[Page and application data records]
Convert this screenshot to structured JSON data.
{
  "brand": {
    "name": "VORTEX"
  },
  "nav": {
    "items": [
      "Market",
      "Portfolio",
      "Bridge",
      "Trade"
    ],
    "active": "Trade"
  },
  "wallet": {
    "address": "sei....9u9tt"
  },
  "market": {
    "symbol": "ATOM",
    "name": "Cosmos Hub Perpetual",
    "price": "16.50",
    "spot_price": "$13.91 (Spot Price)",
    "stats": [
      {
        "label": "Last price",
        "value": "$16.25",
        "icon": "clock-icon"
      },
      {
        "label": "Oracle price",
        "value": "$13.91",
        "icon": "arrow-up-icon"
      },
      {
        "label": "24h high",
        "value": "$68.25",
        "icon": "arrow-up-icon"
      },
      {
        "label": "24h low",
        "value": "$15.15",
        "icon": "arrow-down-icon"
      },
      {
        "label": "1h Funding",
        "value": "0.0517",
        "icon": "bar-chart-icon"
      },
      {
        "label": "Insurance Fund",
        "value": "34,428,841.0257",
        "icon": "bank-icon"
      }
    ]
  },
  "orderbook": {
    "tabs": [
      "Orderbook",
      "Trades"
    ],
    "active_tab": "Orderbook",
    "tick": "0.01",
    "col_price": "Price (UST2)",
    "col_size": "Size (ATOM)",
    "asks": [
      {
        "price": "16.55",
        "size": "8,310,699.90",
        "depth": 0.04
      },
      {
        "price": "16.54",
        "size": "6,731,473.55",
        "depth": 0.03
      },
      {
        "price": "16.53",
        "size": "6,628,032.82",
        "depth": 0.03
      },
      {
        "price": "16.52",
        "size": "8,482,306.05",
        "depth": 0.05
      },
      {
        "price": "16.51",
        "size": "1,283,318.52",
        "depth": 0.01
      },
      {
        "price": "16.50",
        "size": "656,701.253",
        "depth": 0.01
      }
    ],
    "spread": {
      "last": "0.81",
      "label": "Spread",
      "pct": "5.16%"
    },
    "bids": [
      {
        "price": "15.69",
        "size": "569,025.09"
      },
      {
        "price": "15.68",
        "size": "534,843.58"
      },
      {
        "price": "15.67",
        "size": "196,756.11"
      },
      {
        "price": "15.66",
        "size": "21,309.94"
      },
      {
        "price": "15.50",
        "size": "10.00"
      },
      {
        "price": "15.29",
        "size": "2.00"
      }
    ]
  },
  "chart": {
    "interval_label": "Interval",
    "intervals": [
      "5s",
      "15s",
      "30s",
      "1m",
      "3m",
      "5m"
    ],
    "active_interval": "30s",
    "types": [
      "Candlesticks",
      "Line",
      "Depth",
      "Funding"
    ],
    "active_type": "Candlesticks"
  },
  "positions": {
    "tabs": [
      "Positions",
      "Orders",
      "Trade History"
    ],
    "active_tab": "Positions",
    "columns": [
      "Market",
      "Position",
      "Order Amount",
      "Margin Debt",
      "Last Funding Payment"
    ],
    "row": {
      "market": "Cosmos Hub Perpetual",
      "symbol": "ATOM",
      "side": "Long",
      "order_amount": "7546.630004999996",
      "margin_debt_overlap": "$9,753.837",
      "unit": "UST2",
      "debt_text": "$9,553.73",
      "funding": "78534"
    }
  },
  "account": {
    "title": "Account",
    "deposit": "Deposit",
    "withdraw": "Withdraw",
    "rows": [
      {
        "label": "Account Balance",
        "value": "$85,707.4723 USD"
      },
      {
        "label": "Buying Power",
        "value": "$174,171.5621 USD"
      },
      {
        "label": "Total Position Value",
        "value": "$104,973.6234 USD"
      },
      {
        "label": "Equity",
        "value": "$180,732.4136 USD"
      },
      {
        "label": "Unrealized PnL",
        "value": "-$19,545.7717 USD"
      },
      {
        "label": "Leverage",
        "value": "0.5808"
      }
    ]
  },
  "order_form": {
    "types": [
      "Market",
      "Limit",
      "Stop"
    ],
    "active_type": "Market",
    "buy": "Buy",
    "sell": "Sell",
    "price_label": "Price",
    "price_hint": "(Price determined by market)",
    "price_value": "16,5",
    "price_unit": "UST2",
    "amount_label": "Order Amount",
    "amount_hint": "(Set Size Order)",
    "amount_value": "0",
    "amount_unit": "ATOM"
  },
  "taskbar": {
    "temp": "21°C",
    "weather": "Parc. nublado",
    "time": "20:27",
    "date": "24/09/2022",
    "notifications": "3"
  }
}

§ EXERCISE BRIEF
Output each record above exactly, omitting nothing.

§ TASK OUTPUT
Convert this screenshot to structured JSON data.
{
  "brand": {
    "name": "VORTEX"
  },
  "nav": {
    "items": [
      "Market",
      "Portfolio",
      "Bridge",
      "Trade"
    ],
    "active": "Trade"
  },
  "wallet": {
    "address": "sei....9u9tt"
  },
  "market": {
    "symbol": "ATOM",
    "name": "Cosmos Hub Perpetual",
    "price": "16.50",
    "spot_price": "$13.91 (Spot Price)",
    "stats": [
      {
        "label": "Last price",
        "value": "$16.25",
        "icon": "clock-icon"
      },
      {
        "label": "Oracle price",
        "value": "$13.91",
        "icon": "arrow-up-icon"
      },
      {
        "label": "24h high",
        "value": "$68.25",
        "icon": "arrow-up-icon"
      },
      {
        "label": "24h low",
        "value": "$15.15",
        "icon": "arrow-down-icon"
      },
      {
        "label": "1h Funding",
        "value": "0.0517",
        "icon": "bar-chart-icon"
      },
      {
        "label": "Insurance Fund",
        "value": "34,428,841.0257",
        "icon": "bank-icon"
      }
    ]
  },
  "orderbook": {
    "tabs": [
      "Orderbook",
      "Trades"
    ],
    "active_tab": "Orderbook",
    "tick": "0.01",
    "col_price": "Price (UST2)",
    "col_size": "Size (ATOM)",
    "asks": [
      {
        "price": "16.55",
        "size": "8,310,699.90",
        "depth": 0.04
      },
      {
        "price": "16.54",
        "size": "6,731,473.55",
        "depth": 0.03
      },
      {
        "price": "16.53",
        "size": "6,628,032.82",
        "depth": 0.03
      },
      {
        "price": "16.52",
        "size": "8,482,306.05",
        "depth": 0.05
      },
      {
        "price": "16.51",
        "size": "1,283,318.52",
        "depth": 0.01
      },
      {
        "price": "16.50",
        "size": "656,701.253",
        "depth": 0.01
      }
    ],
    "spread": {
      "last": "0.81",
      "label": "Spread",
      "pct": "5.16%"
    },
    "bids": [
      {
        "price": "15.69",
        "size": "569,025.09"
      },
      {
        "price": "15.68",
        "size": "534,843.58"
      },
      {
        "price": "15.67",
        "size": "196,756.11"
      },
      {
        "price": "15.66",
        "size": "21,309.94"
      },
      {
        "price": "15.50",
        "size": "10.00"
      },
      {
        "price": "15.29",
        "size": "2.00"
      }
    ]
  },
  "chart": {
    "interval_label": "Interval",
    "intervals": [
      "5s",
      "15s",
      "30s",
      "1m",
      "3m",
      "5m"
    ],
    "active_interval": "30s",
    "types": [
      "Candlesticks",
      "Line",
      "Depth",
      "Funding"
    ],
    "active_type": "Candlesticks"
  },
  "positions": {
    "tabs": [
      "Positions",
      "Orders",
      "Trade History"
    ],
    "active_tab": "Positions",
    "columns": [
      "Market",
      "Position",
      "Order Amount",
      "Margin Debt",
      "Last Funding Payment"
    ],
    "row": {
      "market": "Cosmos Hub Perpetual",
      "symbol": "ATOM",
      "side": "Long",
      "order_amount": "7546.630004999996",
      "margin_debt_overlap": "$9,753.837",
      "unit": "UST2",
      "debt_text": "$9,553.73",
      "funding": "78534"
    }
  },
  "account": {
    "title": "Account",
    "deposit": "Deposit",
    "withdraw": "Withdraw",
    "rows": [
      {
        "label": "Account Balance",
        "value": "$85,707.4723 USD"
      },
      {
        "label": "Buying Power",
        "value": "$174,171.5621 USD"
      },
      {
        "label": "Total Position Value",
        "value": "$104,973.6234 USD"
      },
      {
        "label": "Equity",
        "value": "$180,732.4136 USD"
      },
      {
        "label": "Unrealized PnL",
        "value": "-$19,545.7717 USD"
      },
      {
        "label": "Leverage",
        "value": "0.5808"
      }
    ]
  },
  "order_form": {
    "types": [
      "Market",
      "Limit",
      "Stop"
    ],
    "active_type": "Market",
    "buy": "Buy",
    "sell": "Sell",
    "price_label": "Price",
    "price_hint": "(Price determined by market)",
    "price_value": "16,5",
    "price_unit": "UST2",
    "amount_label": "Order Amount",
    "amount_hint": "(Set Size Order)",
    "amount_value": "0",
    "amount_unit": "ATOM"
  },
  "taskbar": {
    "temp": "21°C",
    "weather": "Parc. nublado",
    "time": "20:27",
    "date": "24/09/2022",
    "notifications": "3"
  }
}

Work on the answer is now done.